Exercise description: Across the entries below, how many lines contain the string "JSON"? Give only the count.

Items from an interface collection
*** Block opens ***

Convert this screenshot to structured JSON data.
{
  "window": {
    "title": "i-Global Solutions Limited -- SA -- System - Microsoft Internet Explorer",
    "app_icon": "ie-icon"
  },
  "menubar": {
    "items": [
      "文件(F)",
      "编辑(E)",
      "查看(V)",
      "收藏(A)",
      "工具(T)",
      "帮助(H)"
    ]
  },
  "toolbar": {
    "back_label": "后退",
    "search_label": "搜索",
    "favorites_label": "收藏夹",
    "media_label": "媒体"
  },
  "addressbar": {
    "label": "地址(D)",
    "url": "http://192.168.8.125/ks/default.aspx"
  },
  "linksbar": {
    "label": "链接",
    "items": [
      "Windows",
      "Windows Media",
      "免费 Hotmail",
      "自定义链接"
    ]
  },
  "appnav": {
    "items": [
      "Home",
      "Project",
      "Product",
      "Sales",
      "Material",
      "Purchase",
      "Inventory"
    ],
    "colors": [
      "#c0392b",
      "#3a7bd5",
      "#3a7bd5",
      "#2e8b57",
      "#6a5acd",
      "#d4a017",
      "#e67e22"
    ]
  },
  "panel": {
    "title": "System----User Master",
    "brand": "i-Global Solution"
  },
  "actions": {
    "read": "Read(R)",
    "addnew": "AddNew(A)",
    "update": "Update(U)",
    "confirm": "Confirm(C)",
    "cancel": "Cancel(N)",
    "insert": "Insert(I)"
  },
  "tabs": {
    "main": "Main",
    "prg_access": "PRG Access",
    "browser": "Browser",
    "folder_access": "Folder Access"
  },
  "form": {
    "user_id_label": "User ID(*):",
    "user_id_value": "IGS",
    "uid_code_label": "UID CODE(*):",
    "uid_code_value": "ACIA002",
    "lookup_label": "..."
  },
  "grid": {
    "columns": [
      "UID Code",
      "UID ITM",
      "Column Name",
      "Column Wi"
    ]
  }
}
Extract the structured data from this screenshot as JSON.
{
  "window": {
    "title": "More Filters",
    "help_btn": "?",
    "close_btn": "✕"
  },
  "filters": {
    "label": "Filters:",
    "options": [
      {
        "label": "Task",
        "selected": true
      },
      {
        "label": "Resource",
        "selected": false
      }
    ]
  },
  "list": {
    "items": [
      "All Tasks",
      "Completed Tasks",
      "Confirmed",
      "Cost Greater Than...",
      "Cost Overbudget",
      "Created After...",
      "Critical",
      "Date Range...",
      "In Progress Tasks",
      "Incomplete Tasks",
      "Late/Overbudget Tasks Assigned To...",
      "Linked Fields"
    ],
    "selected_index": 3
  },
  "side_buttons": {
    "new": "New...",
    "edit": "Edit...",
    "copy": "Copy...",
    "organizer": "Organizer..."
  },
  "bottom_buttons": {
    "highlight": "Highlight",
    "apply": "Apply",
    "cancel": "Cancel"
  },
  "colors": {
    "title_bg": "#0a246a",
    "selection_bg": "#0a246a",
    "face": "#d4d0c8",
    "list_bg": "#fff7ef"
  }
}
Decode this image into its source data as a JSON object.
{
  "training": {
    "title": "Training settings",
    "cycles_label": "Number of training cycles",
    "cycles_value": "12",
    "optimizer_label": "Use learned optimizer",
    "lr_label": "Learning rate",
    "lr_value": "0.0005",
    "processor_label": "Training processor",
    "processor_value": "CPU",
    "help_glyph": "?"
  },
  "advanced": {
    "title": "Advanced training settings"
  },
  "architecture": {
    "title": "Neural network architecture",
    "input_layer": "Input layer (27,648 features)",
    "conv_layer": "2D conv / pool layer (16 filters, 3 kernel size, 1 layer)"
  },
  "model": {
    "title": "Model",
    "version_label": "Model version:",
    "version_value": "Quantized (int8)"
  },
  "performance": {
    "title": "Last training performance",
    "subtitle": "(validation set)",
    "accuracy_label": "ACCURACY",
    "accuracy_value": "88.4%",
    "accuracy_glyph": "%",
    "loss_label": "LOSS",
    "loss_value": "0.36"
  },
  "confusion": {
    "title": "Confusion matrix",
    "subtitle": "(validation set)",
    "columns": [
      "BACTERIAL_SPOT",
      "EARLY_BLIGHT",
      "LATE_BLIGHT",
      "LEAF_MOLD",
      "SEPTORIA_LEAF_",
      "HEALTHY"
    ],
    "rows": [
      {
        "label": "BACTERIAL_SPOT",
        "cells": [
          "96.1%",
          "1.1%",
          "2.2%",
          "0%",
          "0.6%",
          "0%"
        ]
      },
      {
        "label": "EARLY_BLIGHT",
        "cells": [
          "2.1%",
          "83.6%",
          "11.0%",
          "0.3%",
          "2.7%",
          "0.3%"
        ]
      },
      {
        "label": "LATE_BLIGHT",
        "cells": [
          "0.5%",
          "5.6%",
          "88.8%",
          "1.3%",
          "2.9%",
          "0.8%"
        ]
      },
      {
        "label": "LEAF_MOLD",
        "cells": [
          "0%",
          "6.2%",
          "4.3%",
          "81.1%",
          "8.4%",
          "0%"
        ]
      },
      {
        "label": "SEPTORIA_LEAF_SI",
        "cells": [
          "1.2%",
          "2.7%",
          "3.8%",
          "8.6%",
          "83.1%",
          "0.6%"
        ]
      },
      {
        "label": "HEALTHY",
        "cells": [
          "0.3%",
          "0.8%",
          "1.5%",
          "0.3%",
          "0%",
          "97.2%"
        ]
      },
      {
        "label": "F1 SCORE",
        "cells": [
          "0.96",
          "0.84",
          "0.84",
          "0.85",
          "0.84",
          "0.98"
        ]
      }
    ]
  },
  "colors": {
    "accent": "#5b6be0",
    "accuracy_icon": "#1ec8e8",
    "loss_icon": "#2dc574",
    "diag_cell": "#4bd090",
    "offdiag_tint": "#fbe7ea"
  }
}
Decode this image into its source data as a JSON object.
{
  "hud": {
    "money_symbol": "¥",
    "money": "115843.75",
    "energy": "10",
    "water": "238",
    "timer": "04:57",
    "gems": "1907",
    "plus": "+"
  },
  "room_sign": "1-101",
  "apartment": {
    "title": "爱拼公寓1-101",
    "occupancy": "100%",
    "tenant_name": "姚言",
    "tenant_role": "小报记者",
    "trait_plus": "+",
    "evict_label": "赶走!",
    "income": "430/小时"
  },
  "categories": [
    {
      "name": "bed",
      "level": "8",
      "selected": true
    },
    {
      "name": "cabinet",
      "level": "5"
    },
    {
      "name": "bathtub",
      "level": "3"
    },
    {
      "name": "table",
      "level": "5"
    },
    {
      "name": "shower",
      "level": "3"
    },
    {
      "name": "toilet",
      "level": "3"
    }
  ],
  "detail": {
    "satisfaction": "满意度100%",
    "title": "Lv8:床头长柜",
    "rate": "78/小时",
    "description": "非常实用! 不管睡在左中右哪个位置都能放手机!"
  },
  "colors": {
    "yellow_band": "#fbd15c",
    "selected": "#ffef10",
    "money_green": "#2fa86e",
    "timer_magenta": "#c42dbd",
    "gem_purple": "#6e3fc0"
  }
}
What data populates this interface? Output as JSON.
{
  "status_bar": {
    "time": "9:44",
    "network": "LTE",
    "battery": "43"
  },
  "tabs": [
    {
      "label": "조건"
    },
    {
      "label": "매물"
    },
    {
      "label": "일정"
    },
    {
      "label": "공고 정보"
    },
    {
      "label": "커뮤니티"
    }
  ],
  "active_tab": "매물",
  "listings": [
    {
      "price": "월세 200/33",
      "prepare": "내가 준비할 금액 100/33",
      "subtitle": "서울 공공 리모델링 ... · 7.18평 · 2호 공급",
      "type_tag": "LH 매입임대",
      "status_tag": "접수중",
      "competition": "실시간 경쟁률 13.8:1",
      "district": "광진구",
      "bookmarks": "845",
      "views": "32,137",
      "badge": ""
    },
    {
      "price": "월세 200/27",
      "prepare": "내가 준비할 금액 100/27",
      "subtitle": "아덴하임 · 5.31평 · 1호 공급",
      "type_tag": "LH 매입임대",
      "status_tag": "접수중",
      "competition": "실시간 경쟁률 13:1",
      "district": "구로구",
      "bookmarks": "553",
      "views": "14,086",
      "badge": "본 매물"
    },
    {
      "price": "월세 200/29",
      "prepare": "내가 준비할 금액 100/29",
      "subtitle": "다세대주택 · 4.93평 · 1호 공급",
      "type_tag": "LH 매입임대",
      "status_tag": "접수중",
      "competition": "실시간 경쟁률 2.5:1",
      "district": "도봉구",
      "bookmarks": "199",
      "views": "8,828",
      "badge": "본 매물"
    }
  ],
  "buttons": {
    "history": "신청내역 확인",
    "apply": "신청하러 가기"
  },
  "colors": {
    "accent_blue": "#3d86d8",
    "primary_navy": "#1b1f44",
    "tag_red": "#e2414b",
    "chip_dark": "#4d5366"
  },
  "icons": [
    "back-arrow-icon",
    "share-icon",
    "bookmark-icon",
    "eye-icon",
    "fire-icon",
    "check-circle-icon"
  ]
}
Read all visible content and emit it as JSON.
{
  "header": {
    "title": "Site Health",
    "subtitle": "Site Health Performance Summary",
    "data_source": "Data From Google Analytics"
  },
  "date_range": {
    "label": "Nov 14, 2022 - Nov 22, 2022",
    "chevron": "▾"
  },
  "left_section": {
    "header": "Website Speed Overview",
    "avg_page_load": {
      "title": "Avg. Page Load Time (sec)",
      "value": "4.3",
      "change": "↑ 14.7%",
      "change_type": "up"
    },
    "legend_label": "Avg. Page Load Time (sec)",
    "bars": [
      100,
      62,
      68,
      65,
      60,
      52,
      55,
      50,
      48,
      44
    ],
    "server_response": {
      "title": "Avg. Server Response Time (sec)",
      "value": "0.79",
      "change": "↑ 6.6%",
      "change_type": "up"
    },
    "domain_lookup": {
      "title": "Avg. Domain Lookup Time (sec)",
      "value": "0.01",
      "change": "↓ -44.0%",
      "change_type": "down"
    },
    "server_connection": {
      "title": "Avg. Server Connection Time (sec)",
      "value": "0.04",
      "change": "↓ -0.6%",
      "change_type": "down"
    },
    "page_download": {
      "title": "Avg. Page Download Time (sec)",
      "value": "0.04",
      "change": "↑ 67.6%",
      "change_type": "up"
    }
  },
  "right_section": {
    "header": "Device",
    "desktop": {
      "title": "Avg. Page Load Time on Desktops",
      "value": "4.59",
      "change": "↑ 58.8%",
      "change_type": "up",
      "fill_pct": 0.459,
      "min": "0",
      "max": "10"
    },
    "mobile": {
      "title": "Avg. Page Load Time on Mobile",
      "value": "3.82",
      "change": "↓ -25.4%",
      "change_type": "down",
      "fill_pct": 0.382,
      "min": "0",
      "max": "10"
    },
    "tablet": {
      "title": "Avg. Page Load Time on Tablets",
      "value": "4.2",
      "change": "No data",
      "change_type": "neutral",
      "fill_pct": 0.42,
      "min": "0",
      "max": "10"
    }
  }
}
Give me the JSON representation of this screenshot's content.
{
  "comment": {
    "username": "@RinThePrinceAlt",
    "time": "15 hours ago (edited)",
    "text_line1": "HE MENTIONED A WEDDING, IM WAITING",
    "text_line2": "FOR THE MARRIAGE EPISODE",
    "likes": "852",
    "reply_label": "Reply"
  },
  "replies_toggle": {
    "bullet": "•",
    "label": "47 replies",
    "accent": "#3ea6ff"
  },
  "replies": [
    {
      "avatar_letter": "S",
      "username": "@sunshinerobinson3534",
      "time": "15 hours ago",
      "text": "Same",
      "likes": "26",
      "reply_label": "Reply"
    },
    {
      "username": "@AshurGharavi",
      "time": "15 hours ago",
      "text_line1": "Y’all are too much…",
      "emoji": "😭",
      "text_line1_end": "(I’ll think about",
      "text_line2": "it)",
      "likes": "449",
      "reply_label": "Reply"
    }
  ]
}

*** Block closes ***

Result for this task: 7